Records =>

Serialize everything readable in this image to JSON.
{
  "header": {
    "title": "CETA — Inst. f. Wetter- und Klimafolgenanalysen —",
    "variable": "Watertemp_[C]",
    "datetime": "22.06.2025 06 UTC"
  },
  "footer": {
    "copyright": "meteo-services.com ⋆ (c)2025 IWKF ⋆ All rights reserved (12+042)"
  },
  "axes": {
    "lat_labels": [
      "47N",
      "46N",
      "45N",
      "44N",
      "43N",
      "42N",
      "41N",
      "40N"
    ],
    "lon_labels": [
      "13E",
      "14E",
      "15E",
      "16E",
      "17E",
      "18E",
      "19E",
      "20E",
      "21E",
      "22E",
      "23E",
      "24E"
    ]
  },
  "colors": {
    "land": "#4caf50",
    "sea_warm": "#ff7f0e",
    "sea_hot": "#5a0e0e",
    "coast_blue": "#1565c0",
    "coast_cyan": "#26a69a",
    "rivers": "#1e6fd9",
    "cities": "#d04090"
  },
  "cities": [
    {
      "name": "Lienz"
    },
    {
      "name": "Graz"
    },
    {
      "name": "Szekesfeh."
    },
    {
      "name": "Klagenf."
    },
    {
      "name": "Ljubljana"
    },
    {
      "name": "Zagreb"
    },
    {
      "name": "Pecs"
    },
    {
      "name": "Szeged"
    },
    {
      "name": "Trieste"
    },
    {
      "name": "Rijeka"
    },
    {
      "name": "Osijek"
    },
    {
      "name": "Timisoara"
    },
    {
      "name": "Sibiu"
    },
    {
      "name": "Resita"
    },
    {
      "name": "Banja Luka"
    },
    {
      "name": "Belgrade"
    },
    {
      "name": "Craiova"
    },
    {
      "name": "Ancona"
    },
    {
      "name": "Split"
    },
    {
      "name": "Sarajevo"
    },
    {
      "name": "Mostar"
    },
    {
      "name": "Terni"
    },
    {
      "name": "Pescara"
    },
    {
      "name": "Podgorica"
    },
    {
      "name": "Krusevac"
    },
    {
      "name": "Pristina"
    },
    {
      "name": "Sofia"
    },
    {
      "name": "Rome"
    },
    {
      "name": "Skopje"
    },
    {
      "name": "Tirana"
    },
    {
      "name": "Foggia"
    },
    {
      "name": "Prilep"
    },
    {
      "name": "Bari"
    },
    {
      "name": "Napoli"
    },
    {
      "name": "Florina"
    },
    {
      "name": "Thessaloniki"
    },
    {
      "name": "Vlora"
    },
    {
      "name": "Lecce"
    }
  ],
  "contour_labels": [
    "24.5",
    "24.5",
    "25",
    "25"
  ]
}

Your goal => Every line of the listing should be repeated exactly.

Answer box =>
Serialize everything readable in this image to JSON.
{
  "header": {
    "title": "CETA — Inst. f. Wetter- und Klimafolgenanalysen —",
    "variable": "Watertemp_[C]",
    "datetime": "22.06.2025 06 UTC"
  },
  "footer": {
    "copyright": "meteo-services.com ⋆ (c)2025 IWKF ⋆ All rights reserved (12+042)"
  },
  "axes": {
    "lat_labels": [
      "47N",
      "46N",
      "45N",
      "44N",
      "43N",
      "42N",
      "41N",
      "40N"
    ],
    "lon_labels": [
      "13E",
      "14E",
      "15E",
      "16E",
      "17E",
      "18E",
      "19E",
      "20E",
      "21E",
      "22E",
      "23E",
      "24E"
    ]
  },
  "colors": {
    "land": "#4caf50",
    "sea_warm": "#ff7f0e",
    "sea_hot": "#5a0e0e",
    "coast_blue": "#1565c0",
    "coast_cyan": "#26a69a",
    "rivers": "#1e6fd9",
    "cities": "#d04090"
  },
  "cities": [
    {
      "name": "Lienz"
    },
    {
      "name": "Graz"
    },
    {
      "name": "Szekesfeh."
    },
    {
      "name": "Klagenf."
    },
    {
      "name": "Ljubljana"
    },
    {
      "name": "Zagreb"
    },
    {
      "name": "Pecs"
    },
    {
      "name": "Szeged"
    },
    {
      "name": "Trieste"
    },
    {
      "name": "Rijeka"
    },
    {
      "name": "Osijek"
    },
    {
      "name": "Timisoara"
    },
    {
      "name": "Sibiu"
    },
    {
      "name": "Resita"
    },
    {
      "name": "Banja Luka"
    },
    {
      "name": "Belgrade"
    },
    {
      "name": "Craiova"
    },
    {
      "name": "Ancona"
    },
    {
      "name": "Split"
    },
    {
      "name": "Sarajevo"
    },
    {
      "name": "Mostar"
    },
    {
      "name": "Terni"
    },
    {
      "name": "Pescara"
    },
    {
      "name": "Podgorica"
    },
    {
      "name": "Krusevac"
    },
    {
      "name": "Pristina"
    },
    {
      "name": "Sofia"
    },
    {
      "name": "Rome"
    },
    {
      "name": "Skopje"
    },
    {
      "name": "Tirana"
    },
    {
      "name": "Foggia"
    },
    {
      "name": "Prilep"
    },
    {
      "name": "Bari"
    },
    {
      "name": "Napoli"
    },
    {
      "name": "Florina"
    },
    {
      "name": "Thessaloniki"
    },
    {
      "name": "Vlora"
    },
    {
      "name": "Lecce"
    }
  ],
  "contour_labels": [
    "24.5",
    "24.5",
    "25",
    "25"
  ]
}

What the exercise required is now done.